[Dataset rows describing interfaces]
⁂

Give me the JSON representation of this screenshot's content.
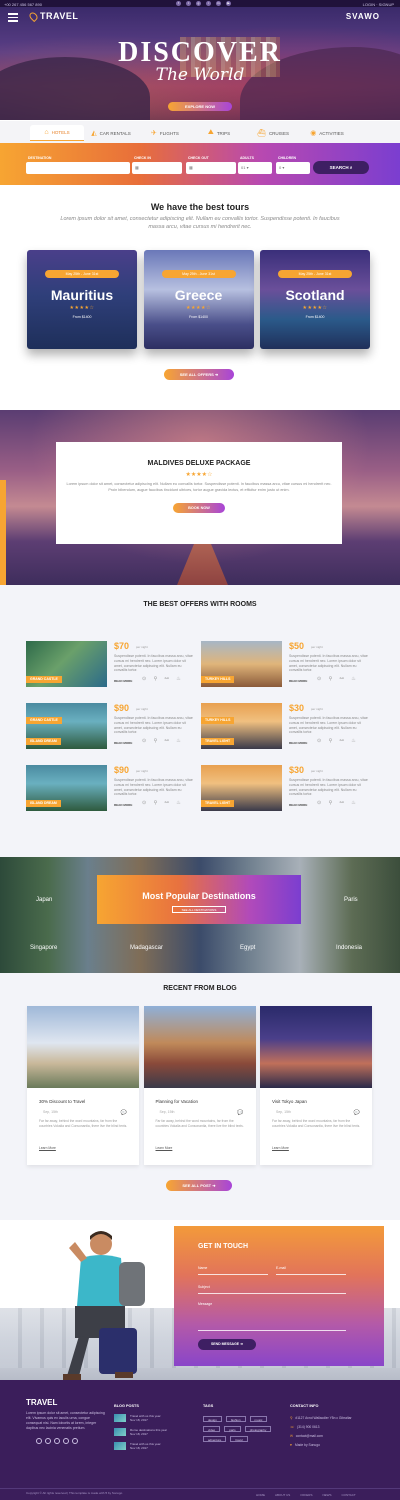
{
  "topbar": {
    "phone": "+00 267 456 567 890",
    "right": "LOGIN · SIGNUP"
  },
  "header": {
    "logo": "TRAVEL",
    "brand": "SVAWO"
  },
  "hero": {
    "title": "DISCOVER",
    "subtitle": "The World",
    "button": "EXPLORE NOW"
  },
  "search_tabs": [
    {
      "label": "HOTELS",
      "icon": "home-icon",
      "glyph": "⌂"
    },
    {
      "label": "CAR RENTALS",
      "icon": "car-icon",
      "glyph": "◭"
    },
    {
      "label": "FLIGHTS",
      "icon": "plane-icon",
      "glyph": "✈"
    },
    {
      "label": "TRIPS",
      "icon": "trip-icon",
      "glyph": "⛰"
    },
    {
      "label": "CRUISES",
      "icon": "ship-icon",
      "glyph": "⛴"
    },
    {
      "label": "ACTIVITIES",
      "icon": "activity-icon",
      "glyph": "◉"
    }
  ],
  "search_form": {
    "destination_label": "DESTINATION",
    "checkin_label": "CHECK IN",
    "checkout_label": "CHECK OUT",
    "adults_label": "ADULTS",
    "children_label": "CHILDREN",
    "adults_value": "01",
    "children_value": "0",
    "button": "SEARCH"
  },
  "best_tours": {
    "title": "We have the best tours",
    "subtitle": "Lorem ipsum dolor sit amet, consectetur adipiscing elit. Nullam eu convallis tortor. Suspendisse potenti. In faucibus massa arcu, vitae cursus mi hendrerit nec.",
    "cards": [
      {
        "name": "Mauritius",
        "date": "May 25th - June 31st",
        "stars": "★★★★☆",
        "price": "From $1400"
      },
      {
        "name": "Greece",
        "date": "May 25th - June 31st",
        "stars": "★★★★☆",
        "price": "From $1400"
      },
      {
        "name": "Scotland",
        "date": "May 25th - June 31st",
        "stars": "★★★★☆",
        "price": "From $1400"
      }
    ],
    "button": "SEE ALL OFFERS"
  },
  "maldives": {
    "title": "MALDIVES DELUXE PACKAGE",
    "stars": "★★★★☆",
    "description": "Lorem ipsum dolor sit amet, consectetur adipiscing elit. Nullam eu convallis tortor. Suspendisse potenti. In faucibus massa arcu, vitae cursus mi hendrerit nec. Proin bibendum, augue faucibus tincidunt ultrices, tortor augue gravida lectus, et efficitur enim justo ut enim.",
    "button": "BOOK NOW"
  },
  "offers": {
    "title": "THE BEST OFFERS WITH ROOMS",
    "per_night": "per night",
    "description": "Suspendisse potenti. In faucibus massa arcu, vitae cursus mi hendrerit nec. Lorem ipsum dolor sit amet, consectetur adipiscing elit. Nullam eu convallis tortor.",
    "read_more": "READ MORE",
    "amenities": "⊙ ⚲ ⚯ ♨",
    "items": [
      {
        "price": "$70",
        "tag": "GRAND CASTLE"
      },
      {
        "price": "$50",
        "tag": "TURKEY HILLS"
      },
      {
        "price": "$90",
        "tag": "ISLAND DREAM"
      },
      {
        "price": "$30",
        "tag": "TRAVEL LIGHT"
      },
      {
        "price": "$90",
        "tag": "ISLAND DREAM"
      },
      {
        "price": "$30",
        "tag": "TRAVEL LIGHT"
      }
    ],
    "extra_tag_left": "GRAND CASTLE",
    "extra_tag_right": "TURKEY HILLS"
  },
  "popular": {
    "title": "Most Popular Destinations",
    "button": "SEE ALL DESTINATIONS",
    "places": [
      "Japan",
      "Paris",
      "Singapore",
      "Madagascar",
      "Egypt",
      "Indonesia"
    ]
  },
  "blog": {
    "title": "RECENT FROM BLOG",
    "posts": [
      {
        "title": "30% Discount to Travel",
        "date": "Sep, 15th"
      },
      {
        "title": "Planning for Vacation",
        "date": "Sep, 15th"
      },
      {
        "title": "Visit Tokyo Japan",
        "date": "Sep, 15th"
      }
    ],
    "excerpt": "Far far away, behind the word mountains, far from the countries Vokalia and Consonantia, there live the blind texts.",
    "read_more": "Learn More",
    "button": "SEE ALL POST"
  },
  "contact": {
    "title": "GET IN TOUCH",
    "name_label": "Name",
    "email_label": "E-mail",
    "subject_label": "Subject",
    "message_label": "Message",
    "button": "SEND MESSAGE"
  },
  "footer": {
    "logo": "TRAVEL",
    "about": "Lorem ipsum dolor sit amet, consectetur adipiscing elit. Vivamus quis ex iaculis urna, congue consequat nisi. Nam lobortis at lorem, integer dapibus nec lacinia venenatis pretium.",
    "blog_heading": "BLOG POSTS",
    "tags_heading": "TAGS",
    "contact_heading": "CONTACT INFO",
    "blog_posts": [
      {
        "text": "Travel with us this year",
        "date": "Nov 18, 2017"
      },
      {
        "text": "Rome destinations this year",
        "date": "Nov 18, 2017"
      },
      {
        "text": "Travel with us this year",
        "date": "Nov 18, 2017"
      }
    ],
    "tags": [
      "design",
      "fashion",
      "music",
      "video",
      "paris",
      "photography",
      "adventure",
      "travel"
    ],
    "contact": [
      "#1127 Avnd Wallacdler Y5n c Gibraltar",
      "(314) 900 0613",
      "contact@mail.com",
      "Made by Sonugo"
    ],
    "copyright": "Copyright © All rights reserved | This template is made with ♥ by Sonugo",
    "nav": [
      "HOME",
      "ABOUT US",
      "OFFERS",
      "NEWS",
      "CONTACT"
    ]
  }
}
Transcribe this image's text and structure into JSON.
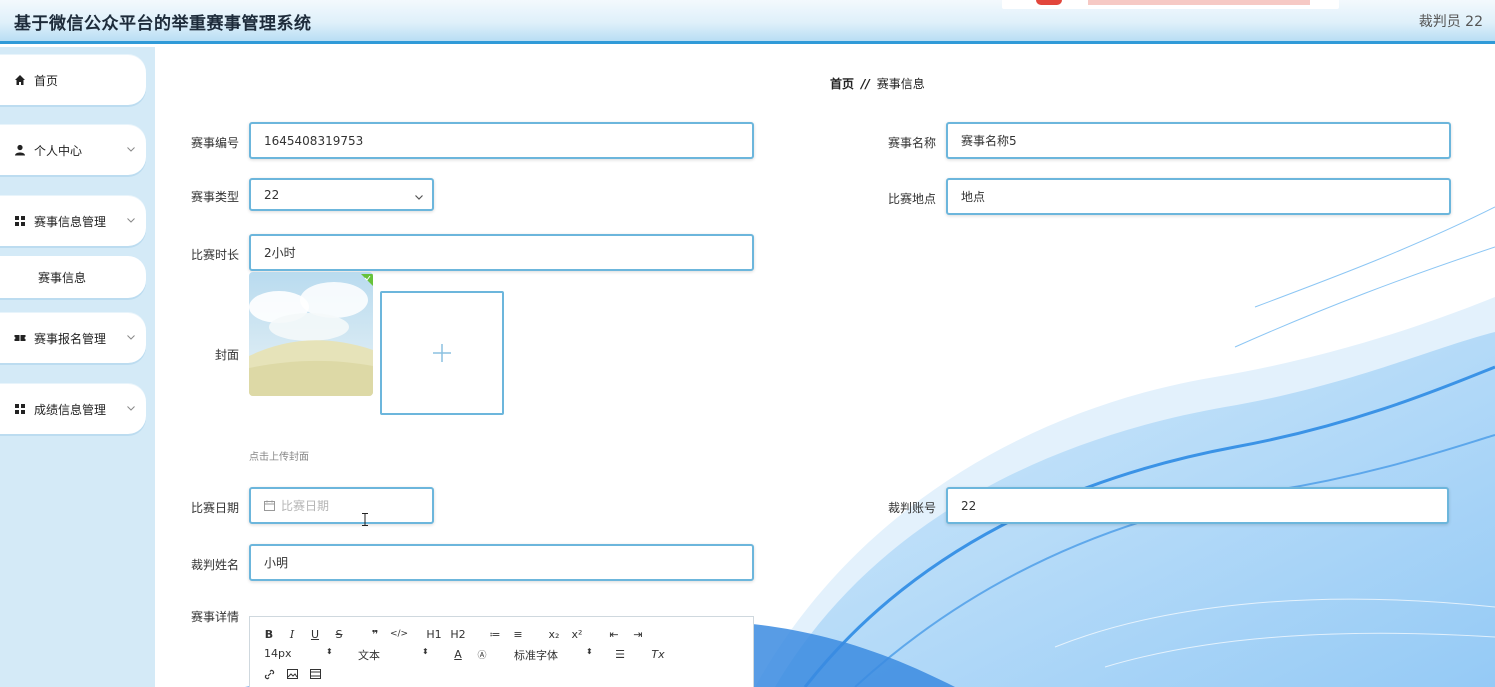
{
  "header": {
    "title": "基于微信公众平台的举重赛事管理系统",
    "user": "裁判员 22"
  },
  "sidebar": {
    "items": [
      {
        "label": "首页",
        "icon": "home-icon"
      },
      {
        "label": "个人中心",
        "icon": "user-icon"
      },
      {
        "label": "赛事信息管理",
        "icon": "grid-icon"
      },
      {
        "label": "赛事信息",
        "icon": ""
      },
      {
        "label": "赛事报名管理",
        "icon": "ticket-icon"
      },
      {
        "label": "成绩信息管理",
        "icon": "grid-icon"
      }
    ]
  },
  "breadcrumb": {
    "home": "首页",
    "sep": "//",
    "current": "赛事信息"
  },
  "form": {
    "event_no_label": "赛事编号",
    "event_no": "1645408319753",
    "event_name_label": "赛事名称",
    "event_name": "赛事名称5",
    "event_type_label": "赛事类型",
    "event_type": "22",
    "venue_label": "比赛地点",
    "venue": "地点",
    "duration_label": "比赛时长",
    "duration": "2小时",
    "cover_label": "封面",
    "cover_tip": "点击上传封面",
    "date_label": "比赛日期",
    "date_placeholder": "比赛日期",
    "referee_account_label": "裁判账号",
    "referee_account": "22",
    "referee_name_label": "裁判姓名",
    "referee_name": "小明",
    "detail_label": "赛事详情"
  },
  "editor": {
    "row1": [
      "B",
      "I",
      "U",
      "S",
      "❞",
      "</>",
      "H1",
      "H2",
      "≔",
      "≡",
      "x₂",
      "x²",
      "⇤",
      "⇥"
    ],
    "font_size": "14px",
    "text_style": "文本",
    "font_family": "标准字体",
    "clear": "Tx"
  },
  "colors": {
    "accent": "#2f9ad8",
    "field_border": "#6cb6dc",
    "sidebar_bg": "#d4eaf7"
  }
}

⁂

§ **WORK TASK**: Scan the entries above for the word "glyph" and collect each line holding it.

§ **OUTPUT FOR THIS TASK**:
      "glyph": "⌂"
      "glyph": "◭"
      "glyph": "✈"
      "glyph": "⛰"
      "glyph": "⛴"
      "glyph": "◉"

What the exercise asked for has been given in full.